-- Opening Marker --

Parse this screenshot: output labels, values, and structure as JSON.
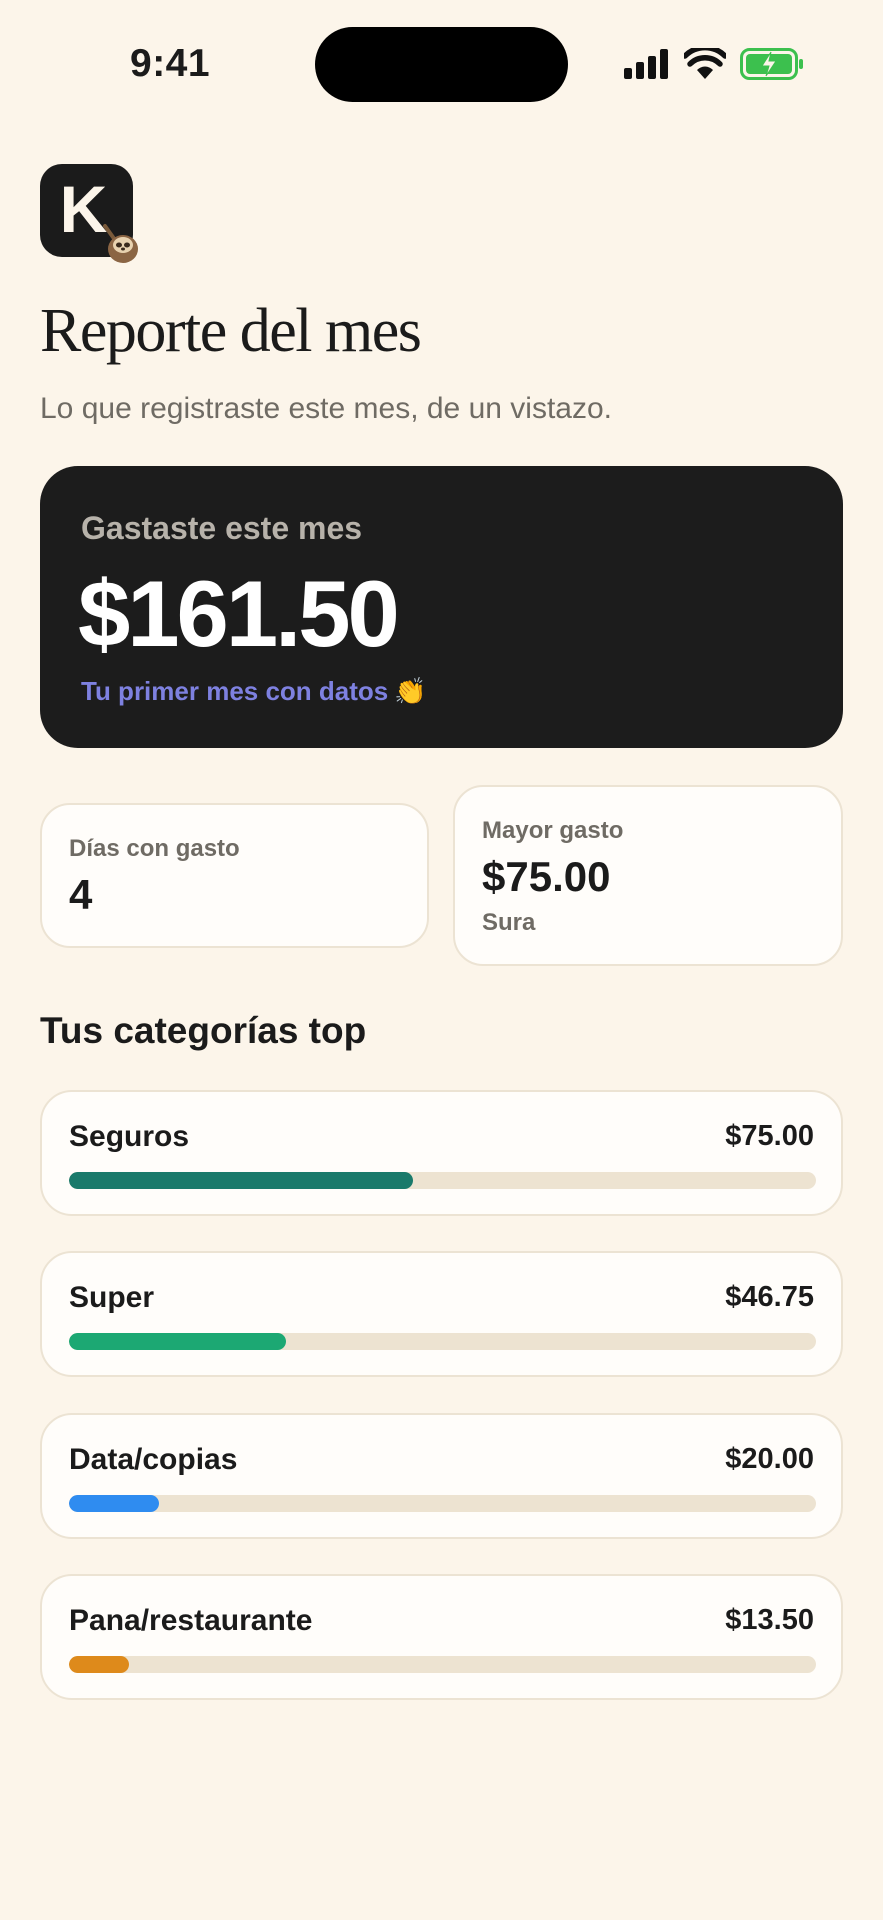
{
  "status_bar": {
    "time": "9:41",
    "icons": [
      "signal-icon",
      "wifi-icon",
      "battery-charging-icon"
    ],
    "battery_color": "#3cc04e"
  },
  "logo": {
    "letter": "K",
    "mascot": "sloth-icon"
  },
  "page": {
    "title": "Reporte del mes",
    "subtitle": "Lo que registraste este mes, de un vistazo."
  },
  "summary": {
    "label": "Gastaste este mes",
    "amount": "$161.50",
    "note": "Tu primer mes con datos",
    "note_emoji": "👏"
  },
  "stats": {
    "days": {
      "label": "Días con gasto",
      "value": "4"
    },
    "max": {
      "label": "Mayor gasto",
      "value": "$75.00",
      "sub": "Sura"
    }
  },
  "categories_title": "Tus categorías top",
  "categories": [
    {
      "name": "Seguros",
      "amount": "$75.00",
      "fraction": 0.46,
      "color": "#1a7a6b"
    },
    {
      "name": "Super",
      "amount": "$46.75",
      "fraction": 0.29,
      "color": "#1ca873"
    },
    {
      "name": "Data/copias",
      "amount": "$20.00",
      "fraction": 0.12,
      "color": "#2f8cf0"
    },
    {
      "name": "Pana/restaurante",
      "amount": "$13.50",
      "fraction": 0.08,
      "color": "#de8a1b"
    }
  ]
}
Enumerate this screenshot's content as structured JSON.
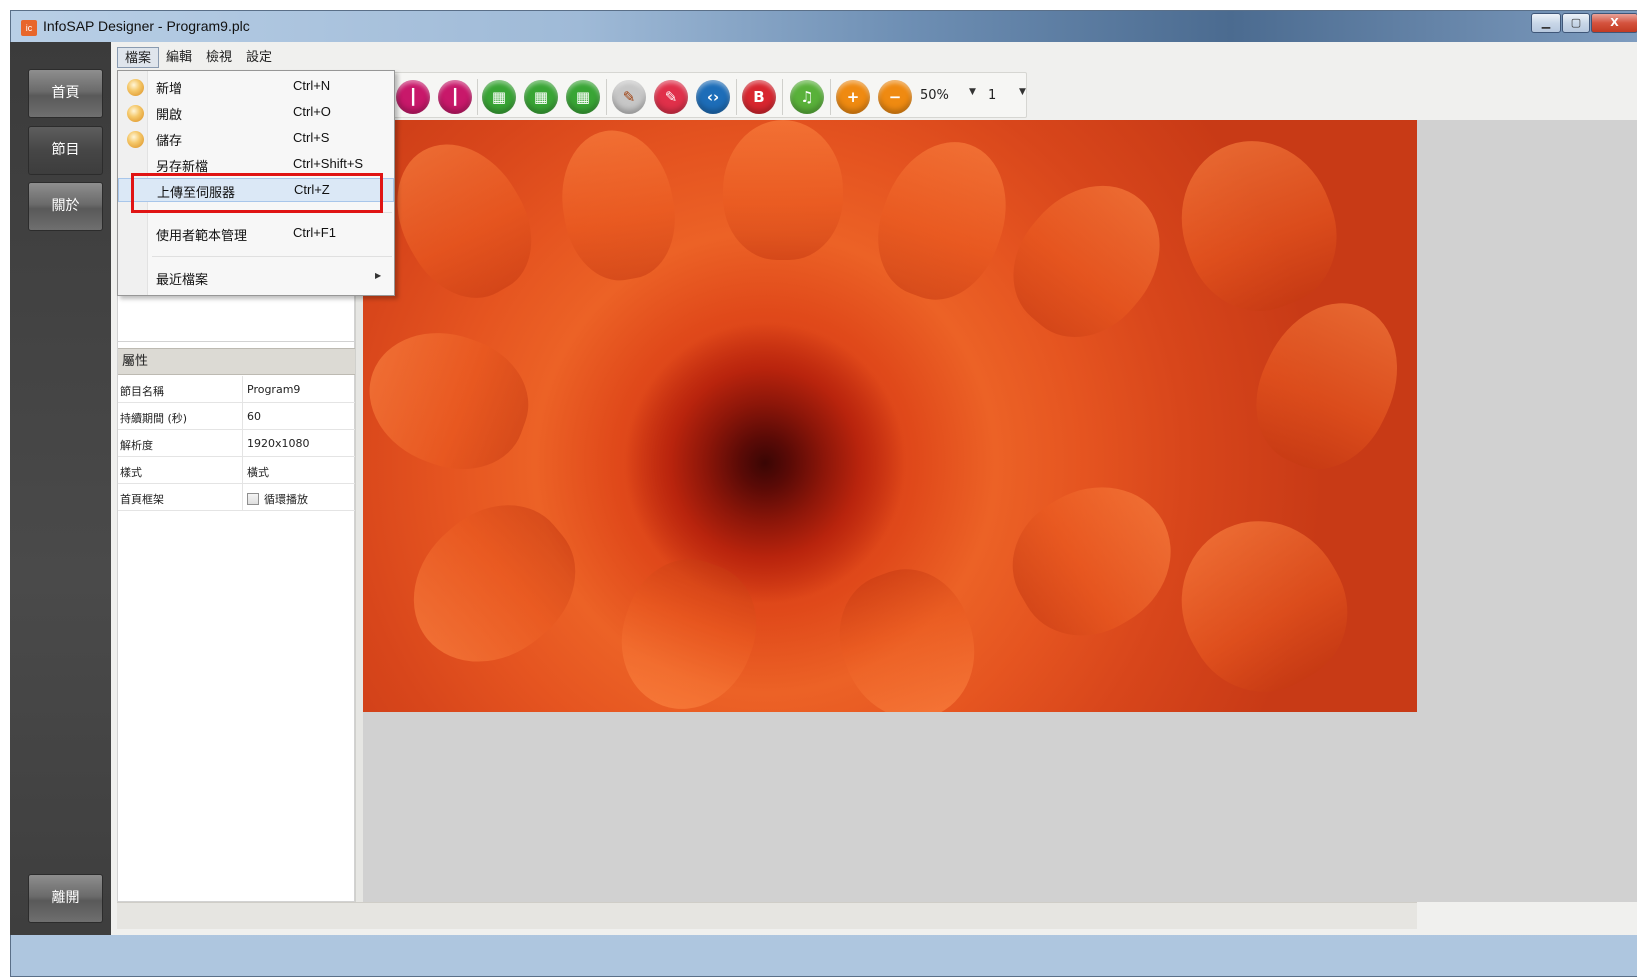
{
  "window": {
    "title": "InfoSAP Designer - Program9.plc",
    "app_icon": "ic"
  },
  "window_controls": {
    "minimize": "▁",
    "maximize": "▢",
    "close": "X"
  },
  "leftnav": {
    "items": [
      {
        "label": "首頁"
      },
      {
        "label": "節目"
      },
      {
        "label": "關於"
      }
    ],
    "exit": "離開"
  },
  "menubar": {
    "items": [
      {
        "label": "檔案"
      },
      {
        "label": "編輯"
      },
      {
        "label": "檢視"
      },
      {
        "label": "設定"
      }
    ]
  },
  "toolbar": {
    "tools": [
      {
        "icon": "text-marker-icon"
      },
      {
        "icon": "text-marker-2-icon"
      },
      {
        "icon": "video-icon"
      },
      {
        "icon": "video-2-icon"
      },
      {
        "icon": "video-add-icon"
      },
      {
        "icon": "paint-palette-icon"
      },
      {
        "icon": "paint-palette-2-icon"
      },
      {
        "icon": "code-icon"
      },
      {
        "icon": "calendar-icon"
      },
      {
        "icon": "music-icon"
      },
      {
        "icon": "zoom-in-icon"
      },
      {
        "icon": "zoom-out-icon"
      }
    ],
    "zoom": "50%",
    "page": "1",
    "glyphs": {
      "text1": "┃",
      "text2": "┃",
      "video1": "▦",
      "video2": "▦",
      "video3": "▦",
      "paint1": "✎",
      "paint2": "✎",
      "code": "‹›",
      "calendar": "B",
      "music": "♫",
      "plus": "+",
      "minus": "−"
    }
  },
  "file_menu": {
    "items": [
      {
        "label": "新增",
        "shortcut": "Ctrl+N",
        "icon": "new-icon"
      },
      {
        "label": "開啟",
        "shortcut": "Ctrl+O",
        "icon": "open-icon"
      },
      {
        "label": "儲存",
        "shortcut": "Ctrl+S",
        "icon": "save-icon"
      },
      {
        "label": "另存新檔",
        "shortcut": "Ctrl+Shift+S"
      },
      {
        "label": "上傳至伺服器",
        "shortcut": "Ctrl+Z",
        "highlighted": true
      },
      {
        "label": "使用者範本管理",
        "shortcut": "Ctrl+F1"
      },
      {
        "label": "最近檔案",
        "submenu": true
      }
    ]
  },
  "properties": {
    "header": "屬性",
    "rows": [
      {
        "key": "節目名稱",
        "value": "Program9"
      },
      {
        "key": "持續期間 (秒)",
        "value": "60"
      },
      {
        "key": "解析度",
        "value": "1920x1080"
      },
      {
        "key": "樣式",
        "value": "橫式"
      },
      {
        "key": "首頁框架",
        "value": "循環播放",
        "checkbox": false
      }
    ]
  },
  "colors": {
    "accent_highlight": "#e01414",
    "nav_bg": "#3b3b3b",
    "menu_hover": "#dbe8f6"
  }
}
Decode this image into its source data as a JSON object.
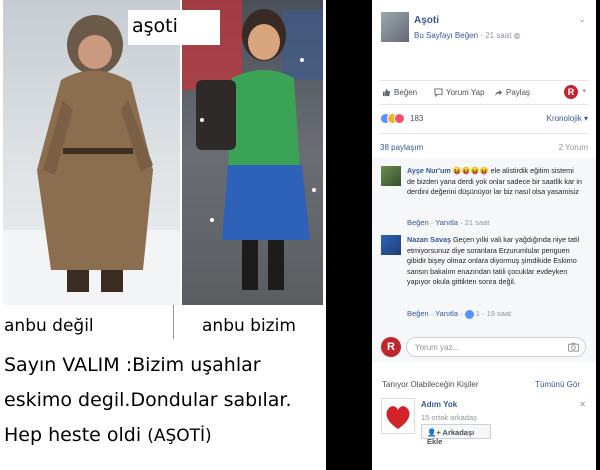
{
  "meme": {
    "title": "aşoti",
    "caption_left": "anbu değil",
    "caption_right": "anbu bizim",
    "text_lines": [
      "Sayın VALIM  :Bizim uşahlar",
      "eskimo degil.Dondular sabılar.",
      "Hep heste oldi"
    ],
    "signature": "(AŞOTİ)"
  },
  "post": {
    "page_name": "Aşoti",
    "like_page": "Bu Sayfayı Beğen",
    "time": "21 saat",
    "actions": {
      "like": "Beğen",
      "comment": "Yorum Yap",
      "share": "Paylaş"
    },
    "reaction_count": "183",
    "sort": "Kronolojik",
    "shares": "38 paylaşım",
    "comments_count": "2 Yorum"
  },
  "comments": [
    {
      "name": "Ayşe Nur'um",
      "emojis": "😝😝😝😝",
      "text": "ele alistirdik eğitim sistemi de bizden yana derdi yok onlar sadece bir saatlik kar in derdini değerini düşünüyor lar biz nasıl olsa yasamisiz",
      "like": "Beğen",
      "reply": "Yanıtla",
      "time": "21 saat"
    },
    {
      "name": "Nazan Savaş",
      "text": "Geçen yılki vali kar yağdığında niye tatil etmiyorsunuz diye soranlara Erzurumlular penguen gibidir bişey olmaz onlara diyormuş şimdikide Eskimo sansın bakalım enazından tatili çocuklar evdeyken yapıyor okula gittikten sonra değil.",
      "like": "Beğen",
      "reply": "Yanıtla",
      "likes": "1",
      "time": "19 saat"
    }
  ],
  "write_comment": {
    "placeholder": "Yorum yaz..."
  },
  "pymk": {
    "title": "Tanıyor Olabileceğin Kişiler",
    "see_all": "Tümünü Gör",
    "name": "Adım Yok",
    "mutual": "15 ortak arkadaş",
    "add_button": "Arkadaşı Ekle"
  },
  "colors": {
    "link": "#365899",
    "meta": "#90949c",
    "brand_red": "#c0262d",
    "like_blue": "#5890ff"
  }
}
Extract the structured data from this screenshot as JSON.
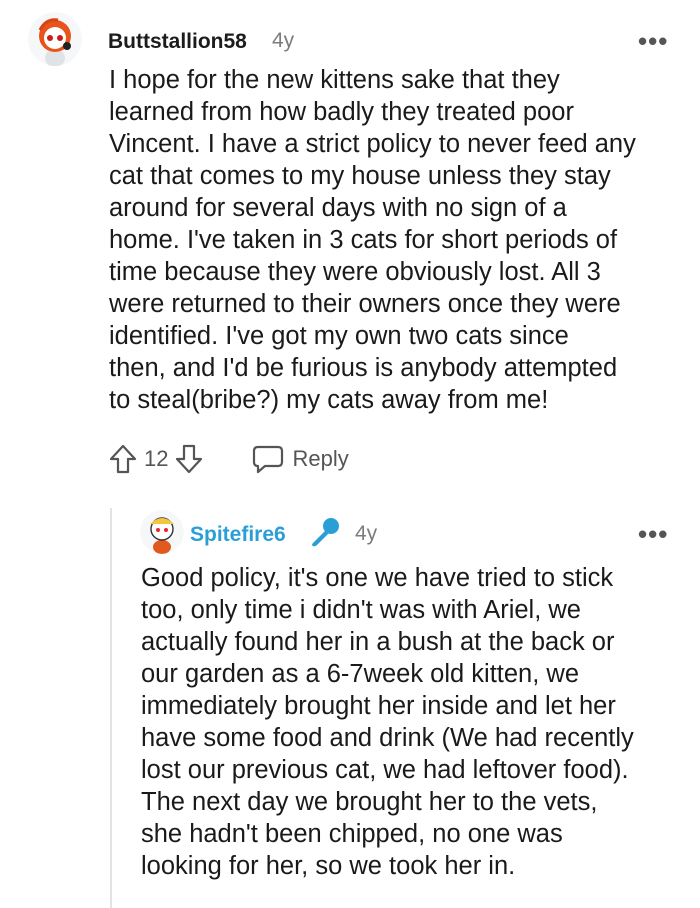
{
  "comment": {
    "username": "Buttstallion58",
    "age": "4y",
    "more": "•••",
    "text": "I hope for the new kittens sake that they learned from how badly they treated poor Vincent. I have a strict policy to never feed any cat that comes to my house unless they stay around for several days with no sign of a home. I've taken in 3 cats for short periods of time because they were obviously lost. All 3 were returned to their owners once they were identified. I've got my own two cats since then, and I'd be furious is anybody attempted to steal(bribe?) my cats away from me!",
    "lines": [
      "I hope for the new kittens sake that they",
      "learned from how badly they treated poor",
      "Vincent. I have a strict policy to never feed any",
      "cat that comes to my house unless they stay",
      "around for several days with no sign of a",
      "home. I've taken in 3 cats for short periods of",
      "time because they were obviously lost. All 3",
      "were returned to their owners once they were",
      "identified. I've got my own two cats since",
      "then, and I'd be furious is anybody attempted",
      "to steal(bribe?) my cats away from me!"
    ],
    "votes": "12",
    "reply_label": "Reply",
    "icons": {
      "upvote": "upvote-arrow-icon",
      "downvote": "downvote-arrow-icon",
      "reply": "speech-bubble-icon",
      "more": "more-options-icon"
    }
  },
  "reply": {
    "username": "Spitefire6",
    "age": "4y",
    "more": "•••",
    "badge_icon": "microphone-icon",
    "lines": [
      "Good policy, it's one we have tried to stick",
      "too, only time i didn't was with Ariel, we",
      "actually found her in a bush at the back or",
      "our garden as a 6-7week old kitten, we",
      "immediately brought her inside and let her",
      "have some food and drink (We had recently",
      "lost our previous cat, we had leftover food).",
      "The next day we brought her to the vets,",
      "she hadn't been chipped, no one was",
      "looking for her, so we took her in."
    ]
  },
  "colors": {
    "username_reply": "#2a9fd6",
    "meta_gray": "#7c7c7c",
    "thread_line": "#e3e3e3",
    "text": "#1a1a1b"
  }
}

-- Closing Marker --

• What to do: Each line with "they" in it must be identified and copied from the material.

• Answer to this exercise:
    "text": "I hope for the new kittens sake that they learned from how badly they treated poor Vincent. I have a strict policy to never feed any cat that comes to my house unless they stay around for several days with no sign of a home. I've taken in 3 cats for short periods of time because they were obviously lost. All 3 were returned to their owners once they were identified. I've got my own two cats since then, and I'd be furious is anybody attempted to steal(bribe?) my cats away from me!",
      "I hope for the new kittens sake that they",
      "learned from how badly they treated poor",
      "cat that comes to my house unless they stay",
      "time because they were obviously lost. All 3",
      "were returned to their owners once they were",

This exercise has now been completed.